Paul was writing against the rituals, including circumcision, continued by some Jewish Christians as a means of worship. That placed externals beside Jesus Christ. While the rituals pointed to Christ for Old Testament people, Christ was and is now here. Only in Jesus Christ is access to the Father possible. And so, only Christ may be gloried in-nothing else counts. “Putting no confidence in the flesh,” is the negative side of this affirmation about Christ. The believer’s confidence is only in Jesus Christ. So we glory in Christ; he is our whole joy and purpose.
In the next several verses Paul lays out what he has left behind, his past identity. I have in the past thought of this as Paul’s renunciation of his strict Jewish beliefs, but it is so much more than that. He is renouncing his ethnicity and culture, (of the tribe of Benjamin, a Hebrew of the Hebrews); he is renouncing his past religious views (a Pharisee); he is renouncing his sinful life (a persecutor of the Church); and finally he is renouncing his own righteousness (righteous because he was blameless in the law).

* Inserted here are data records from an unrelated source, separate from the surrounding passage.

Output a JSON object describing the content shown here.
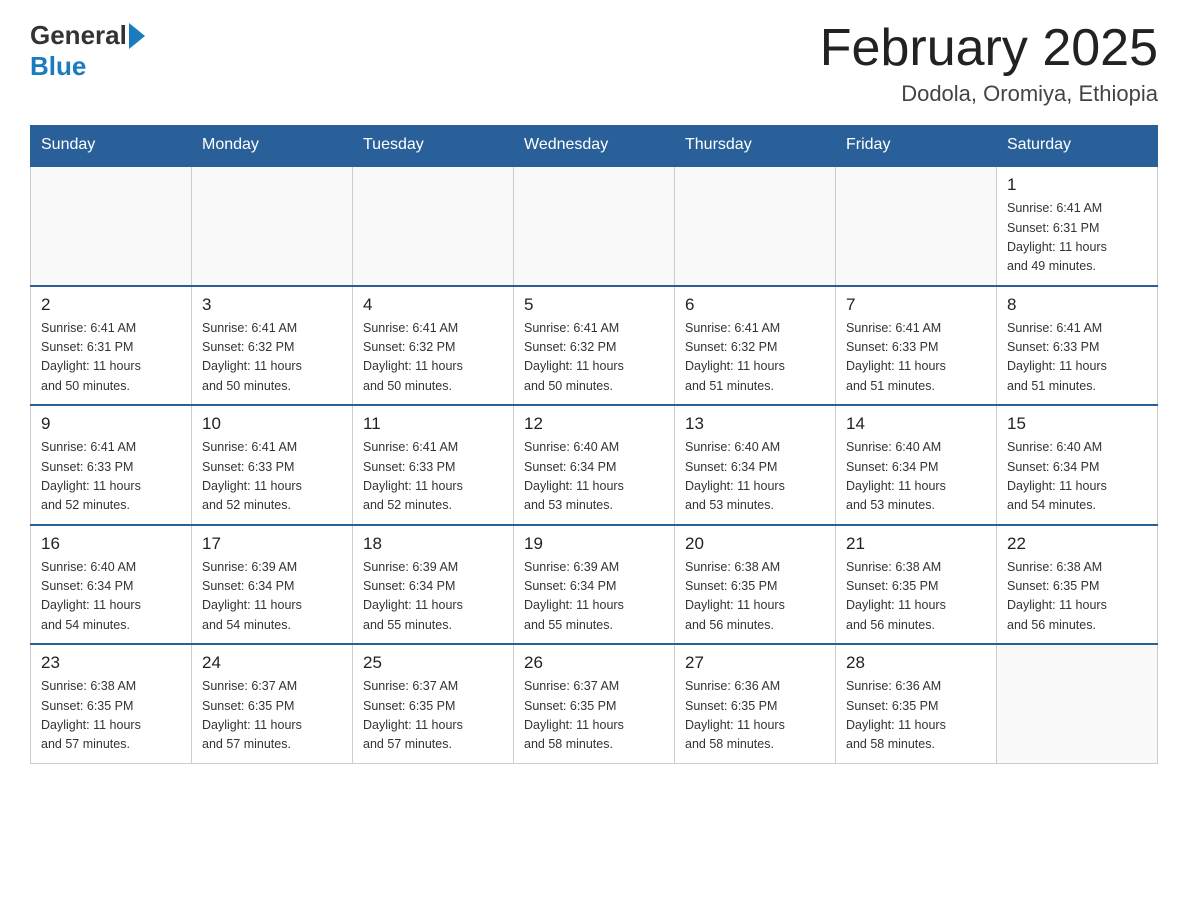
{
  "header": {
    "logo_general": "General",
    "logo_blue": "Blue",
    "month_title": "February 2025",
    "location": "Dodola, Oromiya, Ethiopia"
  },
  "weekdays": [
    "Sunday",
    "Monday",
    "Tuesday",
    "Wednesday",
    "Thursday",
    "Friday",
    "Saturday"
  ],
  "weeks": [
    [
      {
        "day": "",
        "info": ""
      },
      {
        "day": "",
        "info": ""
      },
      {
        "day": "",
        "info": ""
      },
      {
        "day": "",
        "info": ""
      },
      {
        "day": "",
        "info": ""
      },
      {
        "day": "",
        "info": ""
      },
      {
        "day": "1",
        "info": "Sunrise: 6:41 AM\nSunset: 6:31 PM\nDaylight: 11 hours\nand 49 minutes."
      }
    ],
    [
      {
        "day": "2",
        "info": "Sunrise: 6:41 AM\nSunset: 6:31 PM\nDaylight: 11 hours\nand 50 minutes."
      },
      {
        "day": "3",
        "info": "Sunrise: 6:41 AM\nSunset: 6:32 PM\nDaylight: 11 hours\nand 50 minutes."
      },
      {
        "day": "4",
        "info": "Sunrise: 6:41 AM\nSunset: 6:32 PM\nDaylight: 11 hours\nand 50 minutes."
      },
      {
        "day": "5",
        "info": "Sunrise: 6:41 AM\nSunset: 6:32 PM\nDaylight: 11 hours\nand 50 minutes."
      },
      {
        "day": "6",
        "info": "Sunrise: 6:41 AM\nSunset: 6:32 PM\nDaylight: 11 hours\nand 51 minutes."
      },
      {
        "day": "7",
        "info": "Sunrise: 6:41 AM\nSunset: 6:33 PM\nDaylight: 11 hours\nand 51 minutes."
      },
      {
        "day": "8",
        "info": "Sunrise: 6:41 AM\nSunset: 6:33 PM\nDaylight: 11 hours\nand 51 minutes."
      }
    ],
    [
      {
        "day": "9",
        "info": "Sunrise: 6:41 AM\nSunset: 6:33 PM\nDaylight: 11 hours\nand 52 minutes."
      },
      {
        "day": "10",
        "info": "Sunrise: 6:41 AM\nSunset: 6:33 PM\nDaylight: 11 hours\nand 52 minutes."
      },
      {
        "day": "11",
        "info": "Sunrise: 6:41 AM\nSunset: 6:33 PM\nDaylight: 11 hours\nand 52 minutes."
      },
      {
        "day": "12",
        "info": "Sunrise: 6:40 AM\nSunset: 6:34 PM\nDaylight: 11 hours\nand 53 minutes."
      },
      {
        "day": "13",
        "info": "Sunrise: 6:40 AM\nSunset: 6:34 PM\nDaylight: 11 hours\nand 53 minutes."
      },
      {
        "day": "14",
        "info": "Sunrise: 6:40 AM\nSunset: 6:34 PM\nDaylight: 11 hours\nand 53 minutes."
      },
      {
        "day": "15",
        "info": "Sunrise: 6:40 AM\nSunset: 6:34 PM\nDaylight: 11 hours\nand 54 minutes."
      }
    ],
    [
      {
        "day": "16",
        "info": "Sunrise: 6:40 AM\nSunset: 6:34 PM\nDaylight: 11 hours\nand 54 minutes."
      },
      {
        "day": "17",
        "info": "Sunrise: 6:39 AM\nSunset: 6:34 PM\nDaylight: 11 hours\nand 54 minutes."
      },
      {
        "day": "18",
        "info": "Sunrise: 6:39 AM\nSunset: 6:34 PM\nDaylight: 11 hours\nand 55 minutes."
      },
      {
        "day": "19",
        "info": "Sunrise: 6:39 AM\nSunset: 6:34 PM\nDaylight: 11 hours\nand 55 minutes."
      },
      {
        "day": "20",
        "info": "Sunrise: 6:38 AM\nSunset: 6:35 PM\nDaylight: 11 hours\nand 56 minutes."
      },
      {
        "day": "21",
        "info": "Sunrise: 6:38 AM\nSunset: 6:35 PM\nDaylight: 11 hours\nand 56 minutes."
      },
      {
        "day": "22",
        "info": "Sunrise: 6:38 AM\nSunset: 6:35 PM\nDaylight: 11 hours\nand 56 minutes."
      }
    ],
    [
      {
        "day": "23",
        "info": "Sunrise: 6:38 AM\nSunset: 6:35 PM\nDaylight: 11 hours\nand 57 minutes."
      },
      {
        "day": "24",
        "info": "Sunrise: 6:37 AM\nSunset: 6:35 PM\nDaylight: 11 hours\nand 57 minutes."
      },
      {
        "day": "25",
        "info": "Sunrise: 6:37 AM\nSunset: 6:35 PM\nDaylight: 11 hours\nand 57 minutes."
      },
      {
        "day": "26",
        "info": "Sunrise: 6:37 AM\nSunset: 6:35 PM\nDaylight: 11 hours\nand 58 minutes."
      },
      {
        "day": "27",
        "info": "Sunrise: 6:36 AM\nSunset: 6:35 PM\nDaylight: 11 hours\nand 58 minutes."
      },
      {
        "day": "28",
        "info": "Sunrise: 6:36 AM\nSunset: 6:35 PM\nDaylight: 11 hours\nand 58 minutes."
      },
      {
        "day": "",
        "info": ""
      }
    ]
  ]
}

Paul will no longer glory in his past. And neither should we as believers facing an uncertain future. We must glory in Christ. Whatever we were in the PCUSA, we will no longer be that. But, without leaving, neither do we face the future as the minority, or those who are considered behind the times, out of step with the culture or even homophobic. No, we are those who glory in Christ Jesus and nothing else.
And remember, Paul stated that to the Jew he became a Jew and to the Gentile a Gentile that he might win them for Christ. (1 Cor. 9:19-23). We cannot be for any culture, for the sake of Christ, unless we have first laid our own culture aside and taken up only Jesus Christ. We cannot present Christ to any other religion until we have renounced all false religion. We cannot proclaim the saving, transforming death of Jesus Christ to sinners until we have renounced our own sin.
I will look at Philippians 3:7-16 for my next posting.